Thus, the revelation of the connection between the criminalization of female prisoners from the Kingston Prison for Women and the political, economic and social power relations of the Canadian state is significant because it helps to create awareness among the broader population about the coercion that is used by the state in order to control people who question current capitalist power relations. The coercive response of the state to prisoners who resist the oppression make the struggle for the prisoners’ rights extremely long and dangerous but the people’s awareness of the coercive nature of the state is an important step in the fight for prisoners’ rights. The closure of the Kingston Prison for Women in July 2000 illustrates the importance of the creation of public awareness in the straggle for prisoner’s rights. The fight for what is right is a long and dangerous struggle but the more of us that are involved, the less dangerous it will be.
Barker, Vanessa. 2009. The Politics of Imprisonment. Oxford, N.Y: Oxford University Press.
Gordon, Todd. 2006. “Producing Capitalist Order: Police, Class and Gender.” Pp.29-51 in Cops, Crime, and Capitalism. Halifax: Fernwood Publishing
Hall, Start, Chas Critcher, Tony Jefferson, John N. Clarke, and Brian Roberts. 1978. “Crime, Law and the State.”Pp. 181-217 in Policing the Crisis: Mugging, the State and Law and Order. London: Macmillan.
Hess, Henry. 1994. “Prison Defends Use of Riot Squad: Critics Say Tape Shows Team of Men Subduing Women Inmates.” Global and Mail, December 16, 1994, p. 17. Retrieved on December 8, 2012. http://heritage.theglobeandmail.com.ezproxy.library.yorku.ca/PageView.asp
Neocleous, Mark. 2008. “The Supreme Concept of Bourgeois Society”: Liberalism and the Technique of Security.” Pp.28 -72 in Critique of Security. Montreal/Kingston: McGill-Queen’s University Press.

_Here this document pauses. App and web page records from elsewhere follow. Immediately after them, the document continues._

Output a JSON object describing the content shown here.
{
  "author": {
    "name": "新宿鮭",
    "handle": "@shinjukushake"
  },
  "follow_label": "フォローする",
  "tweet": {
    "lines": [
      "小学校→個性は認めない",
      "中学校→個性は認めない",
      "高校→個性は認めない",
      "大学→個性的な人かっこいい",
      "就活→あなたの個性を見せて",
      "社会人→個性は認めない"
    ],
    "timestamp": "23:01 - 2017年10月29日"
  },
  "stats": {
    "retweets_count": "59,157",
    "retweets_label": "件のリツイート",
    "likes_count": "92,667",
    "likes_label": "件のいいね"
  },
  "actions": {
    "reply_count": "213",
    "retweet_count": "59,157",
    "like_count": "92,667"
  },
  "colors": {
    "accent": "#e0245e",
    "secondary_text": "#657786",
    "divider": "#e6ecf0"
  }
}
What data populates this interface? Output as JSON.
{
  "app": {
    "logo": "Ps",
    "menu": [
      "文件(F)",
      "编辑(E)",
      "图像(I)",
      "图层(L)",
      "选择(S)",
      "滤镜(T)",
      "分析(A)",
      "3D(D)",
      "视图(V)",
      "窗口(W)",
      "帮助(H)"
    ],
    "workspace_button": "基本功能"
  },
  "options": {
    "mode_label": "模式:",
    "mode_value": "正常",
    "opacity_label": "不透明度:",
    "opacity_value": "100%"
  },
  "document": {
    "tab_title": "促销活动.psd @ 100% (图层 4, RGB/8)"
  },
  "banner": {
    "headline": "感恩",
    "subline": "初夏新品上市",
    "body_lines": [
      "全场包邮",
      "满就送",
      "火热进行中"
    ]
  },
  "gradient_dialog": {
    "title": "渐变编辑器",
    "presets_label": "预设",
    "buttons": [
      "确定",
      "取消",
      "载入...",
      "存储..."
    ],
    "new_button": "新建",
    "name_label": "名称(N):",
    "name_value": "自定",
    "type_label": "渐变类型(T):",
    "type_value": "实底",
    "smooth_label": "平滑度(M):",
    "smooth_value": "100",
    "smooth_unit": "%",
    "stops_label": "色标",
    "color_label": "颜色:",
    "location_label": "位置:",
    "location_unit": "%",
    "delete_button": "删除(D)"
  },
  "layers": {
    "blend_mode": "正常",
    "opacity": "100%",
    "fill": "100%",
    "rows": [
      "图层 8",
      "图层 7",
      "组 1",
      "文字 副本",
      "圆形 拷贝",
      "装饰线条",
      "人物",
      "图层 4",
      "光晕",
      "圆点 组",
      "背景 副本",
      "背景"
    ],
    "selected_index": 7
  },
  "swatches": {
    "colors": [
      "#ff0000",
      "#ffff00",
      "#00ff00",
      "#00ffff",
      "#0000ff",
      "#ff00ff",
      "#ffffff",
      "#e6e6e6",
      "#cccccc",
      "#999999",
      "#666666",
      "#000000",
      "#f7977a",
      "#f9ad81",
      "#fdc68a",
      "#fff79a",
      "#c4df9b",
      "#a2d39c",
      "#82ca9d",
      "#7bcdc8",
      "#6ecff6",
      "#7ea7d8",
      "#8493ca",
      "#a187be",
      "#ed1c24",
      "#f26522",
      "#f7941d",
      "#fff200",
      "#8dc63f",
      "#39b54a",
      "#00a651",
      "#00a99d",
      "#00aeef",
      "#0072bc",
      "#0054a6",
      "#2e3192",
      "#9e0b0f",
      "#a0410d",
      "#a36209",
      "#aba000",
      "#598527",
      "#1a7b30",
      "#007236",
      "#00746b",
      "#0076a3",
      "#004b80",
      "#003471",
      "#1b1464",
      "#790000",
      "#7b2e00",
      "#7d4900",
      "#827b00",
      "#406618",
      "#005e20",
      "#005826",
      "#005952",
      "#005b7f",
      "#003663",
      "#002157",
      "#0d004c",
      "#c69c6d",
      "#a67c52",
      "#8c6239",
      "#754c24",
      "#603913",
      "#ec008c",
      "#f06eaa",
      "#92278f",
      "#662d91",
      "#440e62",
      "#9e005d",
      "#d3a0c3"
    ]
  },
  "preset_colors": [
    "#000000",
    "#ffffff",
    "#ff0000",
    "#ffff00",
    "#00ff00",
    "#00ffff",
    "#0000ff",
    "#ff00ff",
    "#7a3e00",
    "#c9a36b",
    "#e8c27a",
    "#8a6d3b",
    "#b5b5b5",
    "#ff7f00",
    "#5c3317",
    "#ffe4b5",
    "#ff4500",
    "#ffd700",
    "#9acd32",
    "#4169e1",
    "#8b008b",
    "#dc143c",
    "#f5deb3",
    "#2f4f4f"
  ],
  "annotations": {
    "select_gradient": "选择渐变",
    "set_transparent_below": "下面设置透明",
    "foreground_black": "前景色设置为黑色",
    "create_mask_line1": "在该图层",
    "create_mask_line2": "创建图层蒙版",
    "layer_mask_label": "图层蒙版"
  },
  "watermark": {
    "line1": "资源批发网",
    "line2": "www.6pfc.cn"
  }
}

Solicitor General Canada. 1996 “Commission of Inquiry into Certain Events at the Prison for Women in Kingston”.(http://www.justicebehindthewalls.net/resourses/arbour_report/arbour_rpt.htm).